Bats are, of course, the only mammals that can fly. Achieving that unique skill required some remarkable adaptations, such as converting their forearms and hands into wings and evolving a sonar system (echolocation) to avoid obstacles and capture prey while flying in the dark. Now researchers say these aerial acrobats also seem to use tiny hairs on their wings as sophisticated flight-data sensors, Popular Mechanics reports.
Distributed sparsely but evenly over the bats' wing membranes, these microscopic hairs apparently act as airflow sensors, scientists reported in the Proceeding of the National Academy of Sciences. And, reporter Mary Beth Griggs wrote, "those sensors are wired right into the brain to allow intuitive flight response."
Scientists have known about these microscopic hairs for years but were unable to determine their purpose. Griggs says interest in the hairs increased in 2005, when a study by John Zook of Ohio University biologist suggested they might act as touch receptors.
Susanne Sterbing-D'Angelo of the University of Maryland, co-author of the latest study, and her colleagues set out to expand on Zook's original idea. They built an enclosed obstacle course with cylindrical nets designed to resemble trees and, using rewards, trained bats to fly through the course, Popular Mechanics said.

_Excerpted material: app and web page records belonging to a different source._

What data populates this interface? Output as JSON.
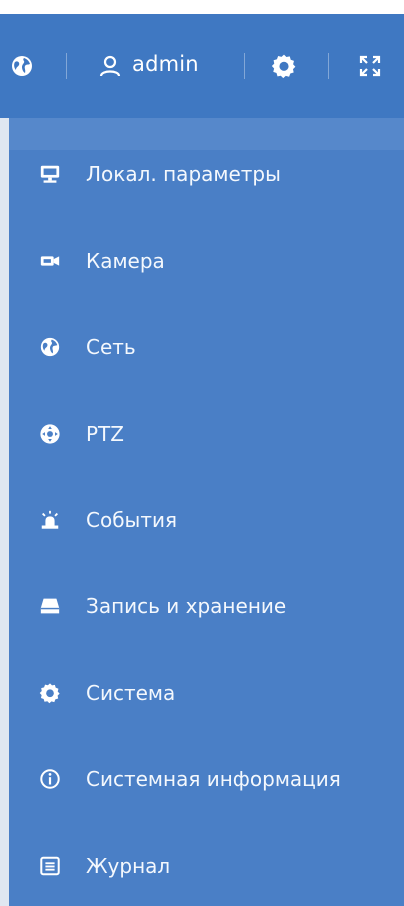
{
  "header": {
    "user_label": "admin",
    "icons": [
      "globe-icon",
      "user-icon",
      "gear-icon",
      "fullscreen-icon"
    ]
  },
  "menu": {
    "items": [
      {
        "label": "Локал. параметры",
        "icon": "monitor-icon"
      },
      {
        "label": "Камера",
        "icon": "camera-icon"
      },
      {
        "label": "Сеть",
        "icon": "globe-icon"
      },
      {
        "label": "PTZ",
        "icon": "ptz-icon"
      },
      {
        "label": "События",
        "icon": "alarm-icon"
      },
      {
        "label": "Запись и хранение",
        "icon": "storage-icon"
      },
      {
        "label": "Система",
        "icon": "gear-icon"
      },
      {
        "label": "Системная информация",
        "icon": "info-icon"
      },
      {
        "label": "Журнал",
        "icon": "log-icon"
      }
    ]
  },
  "colors": {
    "header_bg": "#3f78c2",
    "menu_bg": "#4a7fc6",
    "text": "#f4f8fd"
  }
}
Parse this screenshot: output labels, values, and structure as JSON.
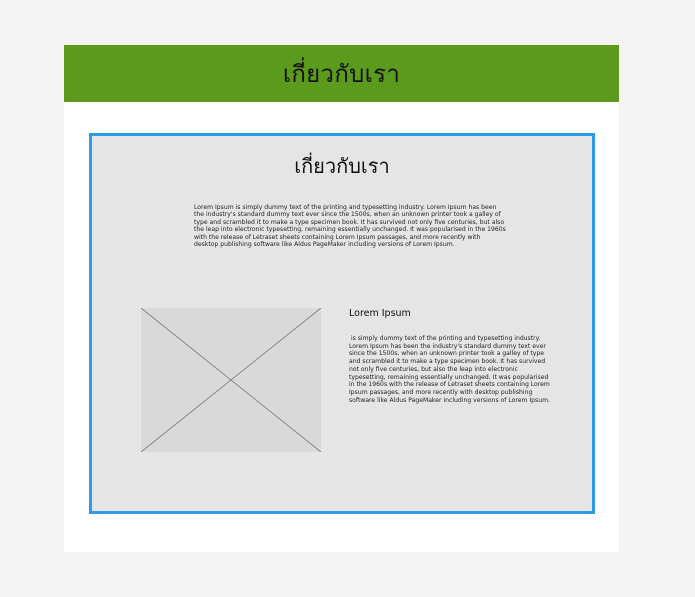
{
  "header": {
    "title": "เกี่ยวกับเรา"
  },
  "content": {
    "title": "เกี่ยวกับเรา",
    "intro": "Lorem Ipsum is simply dummy text of the printing and typesetting industry. Lorem Ipsum has been the industry's standard dummy text ever since the 1500s, when an unknown printer took a galley of type and scrambled it to make a type specimen book. It has survived not only five centuries, but also the leap into electronic typesetting, remaining essentially unchanged. It was popularised in the 1960s with the release of Letraset sheets containing Lorem Ipsum passages, and more recently with desktop publishing software like Aldus PageMaker including versions of Lorem Ipsum.",
    "side_heading": "Lorem Ipsum",
    "side_text": " is simply dummy text of the printing and typesetting industry. Lorem Ipsum has been the industry's standard dummy text ever since the 1500s, when an unknown printer took a galley of type and scrambled it to make a type specimen book. It has survived not only five centuries, but also the leap into electronic typesetting, remaining essentially unchanged. It was popularised in the 1960s with the release of Letraset sheets containing Lorem Ipsum passages, and more recently with desktop publishing software like Aldus PageMaker including versions of Lorem Ipsum."
  },
  "image": {
    "icon": "image-placeholder-icon"
  },
  "colors": {
    "header_background": "#5b9a1d",
    "box_border": "#2f9be8",
    "box_background": "#e5e5e5",
    "placeholder_background": "#d9d9d9"
  }
}
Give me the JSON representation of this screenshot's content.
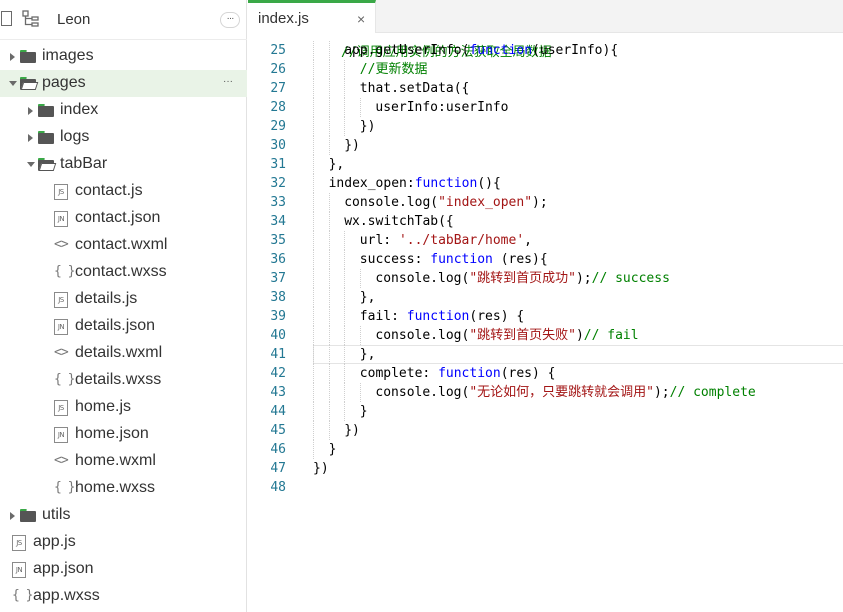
{
  "sidebar": {
    "title": "Leon",
    "more_label": "···",
    "tree": [
      {
        "label": "images",
        "type": "folder",
        "state": "collapsed",
        "depth": 0
      },
      {
        "label": "pages",
        "type": "folder",
        "state": "expanded",
        "depth": 0,
        "selected": true
      },
      {
        "label": "index",
        "type": "folder",
        "state": "collapsed",
        "depth": 1
      },
      {
        "label": "logs",
        "type": "folder",
        "state": "collapsed",
        "depth": 1
      },
      {
        "label": "tabBar",
        "type": "folder",
        "state": "expanded",
        "depth": 1
      },
      {
        "label": "contact.js",
        "type": "js",
        "depth": 2
      },
      {
        "label": "contact.json",
        "type": "json",
        "depth": 2
      },
      {
        "label": "contact.wxml",
        "type": "wxml",
        "depth": 2
      },
      {
        "label": "contact.wxss",
        "type": "wxss",
        "depth": 2
      },
      {
        "label": "details.js",
        "type": "js",
        "depth": 2
      },
      {
        "label": "details.json",
        "type": "json",
        "depth": 2
      },
      {
        "label": "details.wxml",
        "type": "wxml",
        "depth": 2
      },
      {
        "label": "details.wxss",
        "type": "wxss",
        "depth": 2
      },
      {
        "label": "home.js",
        "type": "js",
        "depth": 2
      },
      {
        "label": "home.json",
        "type": "json",
        "depth": 2
      },
      {
        "label": "home.wxml",
        "type": "wxml",
        "depth": 2
      },
      {
        "label": "home.wxss",
        "type": "wxss",
        "depth": 2
      },
      {
        "label": "utils",
        "type": "folder",
        "state": "collapsed",
        "depth": 0
      },
      {
        "label": "app.js",
        "type": "js",
        "depth": 0
      },
      {
        "label": "app.json",
        "type": "json",
        "depth": 0
      },
      {
        "label": "app.wxss",
        "type": "wxss",
        "depth": 0
      }
    ],
    "icon_text": {
      "js": "JS",
      "json": "JN",
      "wxml": "<>",
      "wxss": "{ }"
    }
  },
  "editor": {
    "tab": {
      "label": "index.js",
      "close": "×"
    },
    "current_line": 41,
    "lines": [
      {
        "n": "25",
        "indent": 4,
        "tokens": [
          [
            "app.getUserInfo(",
            ""
          ],
          [
            "function",
            "kw"
          ],
          [
            "(userInfo){",
            ""
          ]
        ]
      },
      {
        "n": "26",
        "indent": 6,
        "tokens": [
          [
            "//更新数据",
            "cm"
          ]
        ]
      },
      {
        "n": "27",
        "indent": 6,
        "tokens": [
          [
            "that.setData({",
            ""
          ]
        ]
      },
      {
        "n": "28",
        "indent": 8,
        "tokens": [
          [
            "userInfo:userInfo",
            ""
          ]
        ]
      },
      {
        "n": "29",
        "indent": 6,
        "tokens": [
          [
            "})",
            ""
          ]
        ]
      },
      {
        "n": "30",
        "indent": 4,
        "tokens": [
          [
            "})",
            ""
          ]
        ]
      },
      {
        "n": "31",
        "indent": 2,
        "tokens": [
          [
            "},",
            ""
          ]
        ]
      },
      {
        "n": "32",
        "indent": 2,
        "tokens": [
          [
            "index_open:",
            ""
          ],
          [
            "function",
            "kw"
          ],
          [
            "(){",
            ""
          ]
        ]
      },
      {
        "n": "33",
        "indent": 4,
        "tokens": [
          [
            "console.log(",
            ""
          ],
          [
            "\"index_open\"",
            "str"
          ],
          [
            ");",
            ""
          ]
        ]
      },
      {
        "n": "34",
        "indent": 4,
        "tokens": [
          [
            "wx.switchTab({",
            ""
          ]
        ]
      },
      {
        "n": "35",
        "indent": 6,
        "tokens": [
          [
            "url: ",
            ""
          ],
          [
            "'../tabBar/home'",
            "str"
          ],
          [
            ",",
            ""
          ]
        ]
      },
      {
        "n": "36",
        "indent": 6,
        "tokens": [
          [
            "success: ",
            ""
          ],
          [
            "function",
            "kw"
          ],
          [
            " (res){",
            ""
          ]
        ]
      },
      {
        "n": "37",
        "indent": 8,
        "tokens": [
          [
            "console.log(",
            ""
          ],
          [
            "\"跳转到首页成功\"",
            "str"
          ],
          [
            ");",
            ""
          ],
          [
            "// success",
            "cm"
          ]
        ]
      },
      {
        "n": "38",
        "indent": 6,
        "tokens": [
          [
            "},",
            ""
          ]
        ]
      },
      {
        "n": "39",
        "indent": 6,
        "tokens": [
          [
            "fail: ",
            ""
          ],
          [
            "function",
            "kw"
          ],
          [
            "(res) {",
            ""
          ]
        ]
      },
      {
        "n": "40",
        "indent": 8,
        "tokens": [
          [
            "console.log(",
            ""
          ],
          [
            "\"跳转到首页失败\"",
            "str"
          ],
          [
            ")",
            ""
          ],
          [
            "// fail",
            "cm"
          ]
        ]
      },
      {
        "n": "41",
        "indent": 6,
        "tokens": [
          [
            "},",
            ""
          ]
        ]
      },
      {
        "n": "42",
        "indent": 6,
        "tokens": [
          [
            "complete: ",
            ""
          ],
          [
            "function",
            "kw"
          ],
          [
            "(res) {",
            ""
          ]
        ]
      },
      {
        "n": "43",
        "indent": 8,
        "tokens": [
          [
            "console.log(",
            ""
          ],
          [
            "\"无论如何，只要跳转就会调用\"",
            "str"
          ],
          [
            ");",
            ""
          ],
          [
            "// complete",
            "cm"
          ]
        ]
      },
      {
        "n": "44",
        "indent": 6,
        "tokens": [
          [
            "}",
            ""
          ]
        ]
      },
      {
        "n": "45",
        "indent": 4,
        "tokens": [
          [
            "})",
            ""
          ]
        ]
      },
      {
        "n": "46",
        "indent": 2,
        "tokens": [
          [
            "}",
            ""
          ]
        ]
      },
      {
        "n": "47",
        "indent": 0,
        "tokens": [
          [
            "})",
            ""
          ]
        ]
      },
      {
        "n": "48",
        "indent": 0,
        "tokens": []
      }
    ]
  },
  "colors": {
    "accent": "#3aa847",
    "selected_bg": "#e9f3e7",
    "keyword": "#0000ff",
    "string": "#a31515",
    "comment": "#008000",
    "line_number": "#237893"
  }
}
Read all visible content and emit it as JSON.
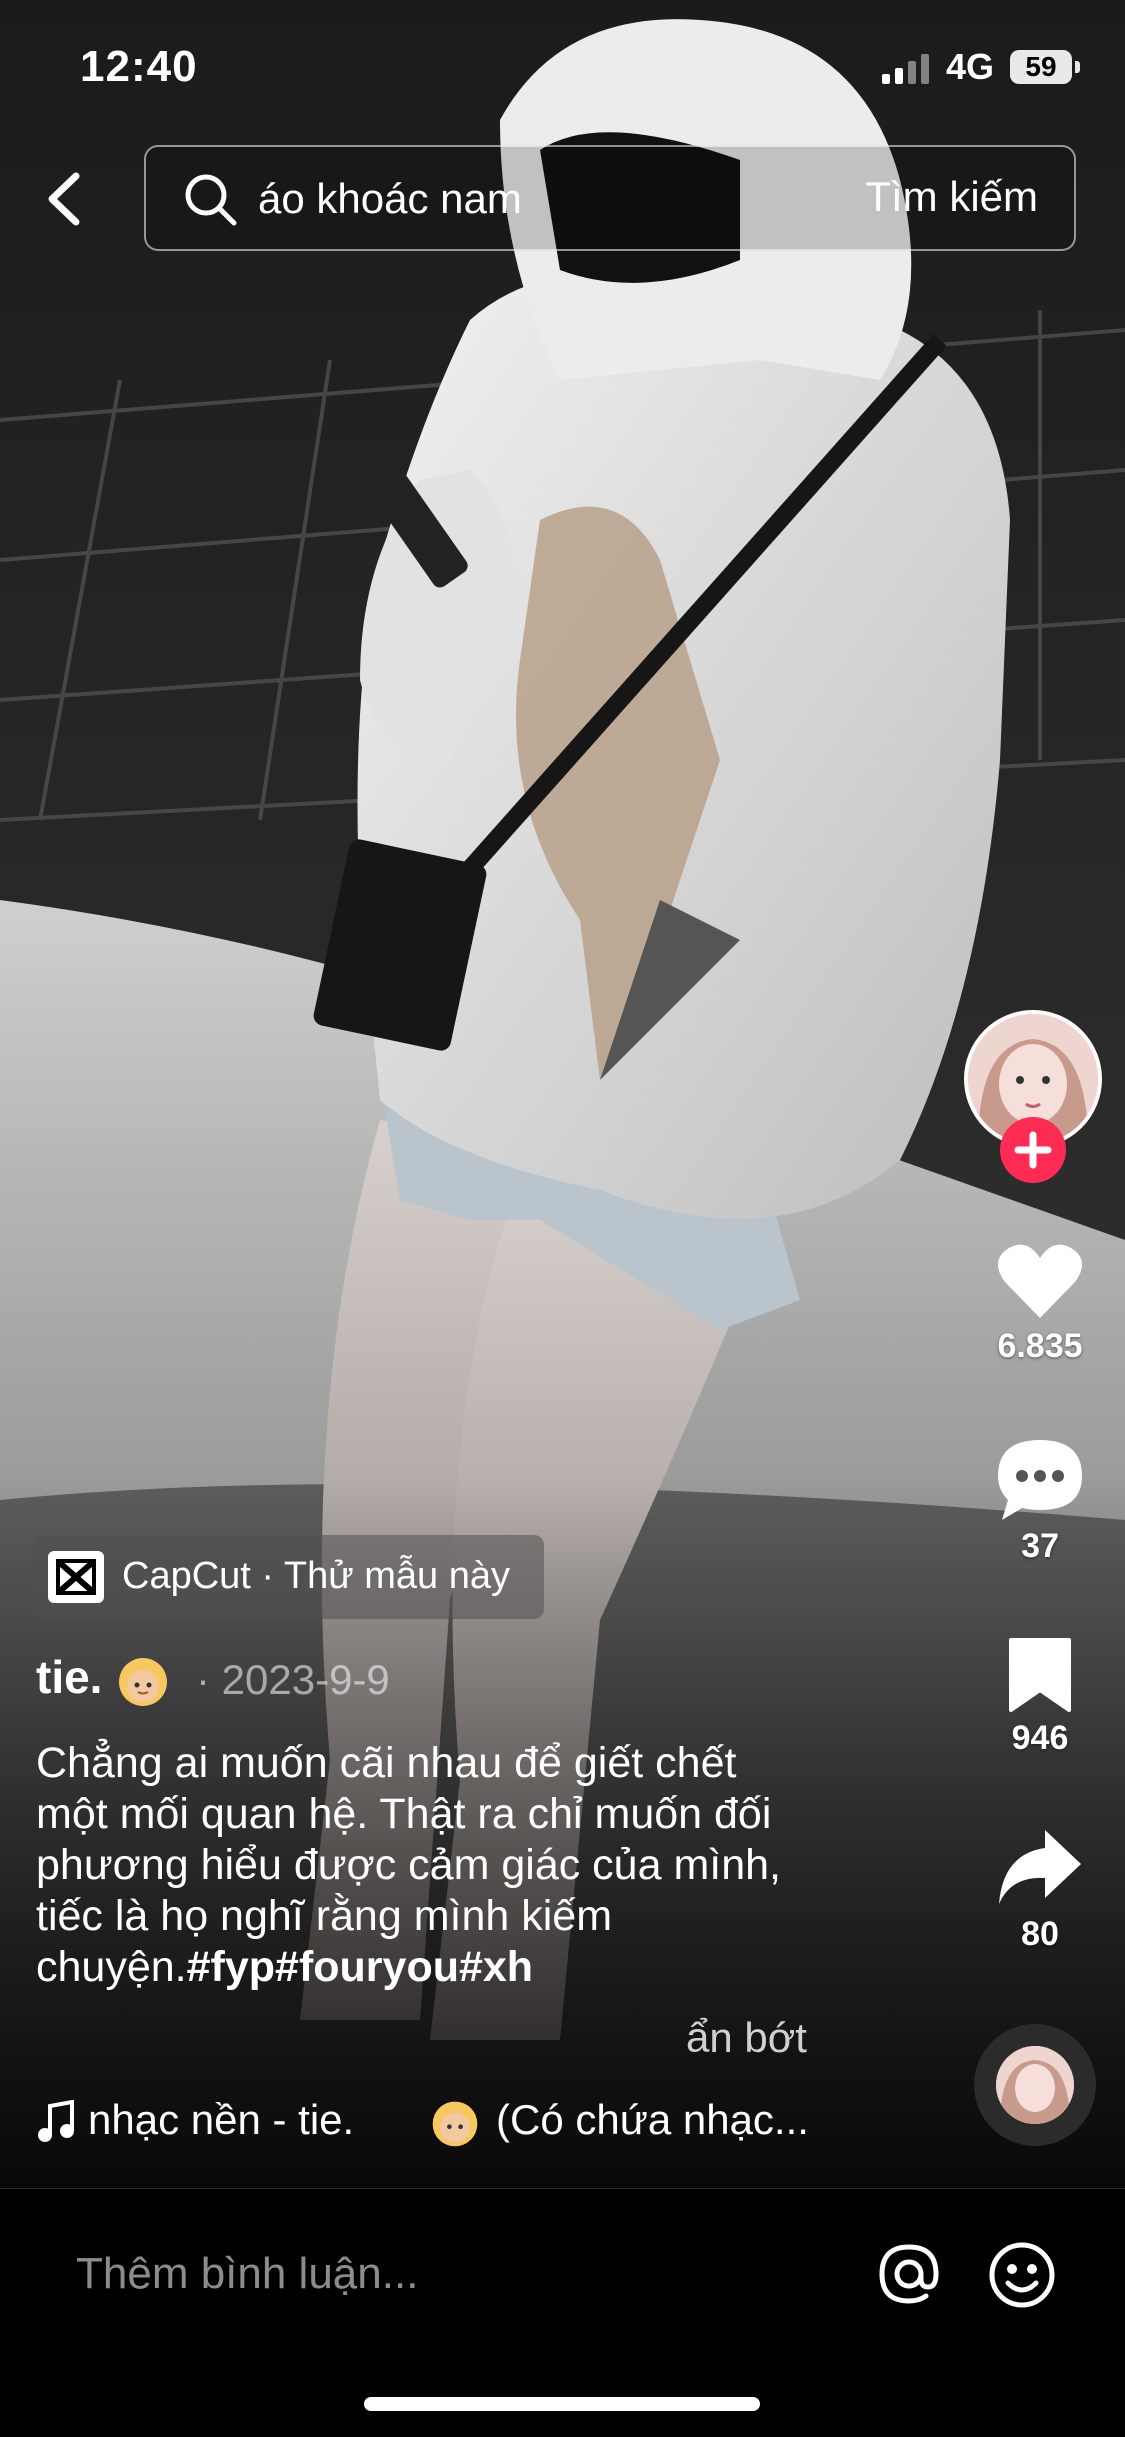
{
  "status_bar": {
    "time": "12:40",
    "network": "4G",
    "battery": "59"
  },
  "search": {
    "query": "áo khoác nam",
    "submit_label": "Tìm kiếm"
  },
  "rail": {
    "likes": "6.835",
    "comments": "37",
    "saves": "946",
    "shares": "80"
  },
  "capcut": {
    "label": "CapCut · Thử mẫu này"
  },
  "post": {
    "author": "tie.",
    "date": "· 2023-9-9",
    "caption_text": "Chẳng ai muốn cãi nhau để giết chết một mối quan hệ. Thật ra chỉ muốn đối phương hiểu được cảm giác của mình, tiếc là họ nghĩ rằng mình kiếm chuyện.",
    "caption_tags": "#fyp#fouryou#xh",
    "show_less": "ẩn bớt"
  },
  "music": {
    "prefix": "nhạc nền - tie.",
    "suffix": "(Có chứa nhạc..."
  },
  "comment_bar": {
    "placeholder": "Thêm bình luận..."
  },
  "colors": {
    "accent": "#fe2c55",
    "background": "#000000"
  },
  "icons": [
    "chevron-left-icon",
    "search-icon",
    "plus-icon",
    "heart-icon",
    "comment-icon",
    "bookmark-icon",
    "share-icon",
    "music-note-icon",
    "at-icon",
    "emoji-icon",
    "capcut-logo-icon"
  ]
}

They trained all the bats in the study to fly through this obstacle course, rewarding them with food at the end, the magazine said. They studied insect-eating big brown bats and short-tailed fruit bats.
After completing the first set of flights, the researchers used diluted hair-removal cream to remove the tiny hairs, then sent the bats back through the obstacle course, Griggs reports. Before and after flights were recorded with infrared video cameras and flight patterns were mapped and analyzed.
Without the hairs, Griggs writes, the bats were still able to make it through the obstacle course, but lacked the precision and agility they had before hair removal. They flew faster but made wider turns. Agility is critical for bats, and not just for hunting on the wing. "The more sharp turns you can make, the easier you can avoid predators," Sterbing-D'Angelo told Popular Mechanics.
To explore how the microscopic hairs work, the magazine said, the scientists blew tiny puffs of air on individual hairs (and on bats with the hairs removed) while monitoring the bats' brain activity. Bats without the hairs showed different patterns of brain activity in response to air moving over the wings.
Sterbing-D'Angelo told Popular Mechanics that this suggests that the bat's brain is using the hairs to interpret flight conditions, such as airspeed. The hairs may also reveal the direction from which a breeze or gust is coming from. She said bats without the hairs might fly faster because they can't get an accurate feeling for their speed. "Those hairs, particularly at the edge of the wing ... let the bat know when the flight is getting iffy."
The research is one part of a five-year study of bat flight funded by the U.S. Air Force to study bat flight. "It's no surprise that the Air Force would be interested ... in incorporating into its own aircraft designs the flight techniques nature has had millions of years to perfect," Popular Mechanics notes.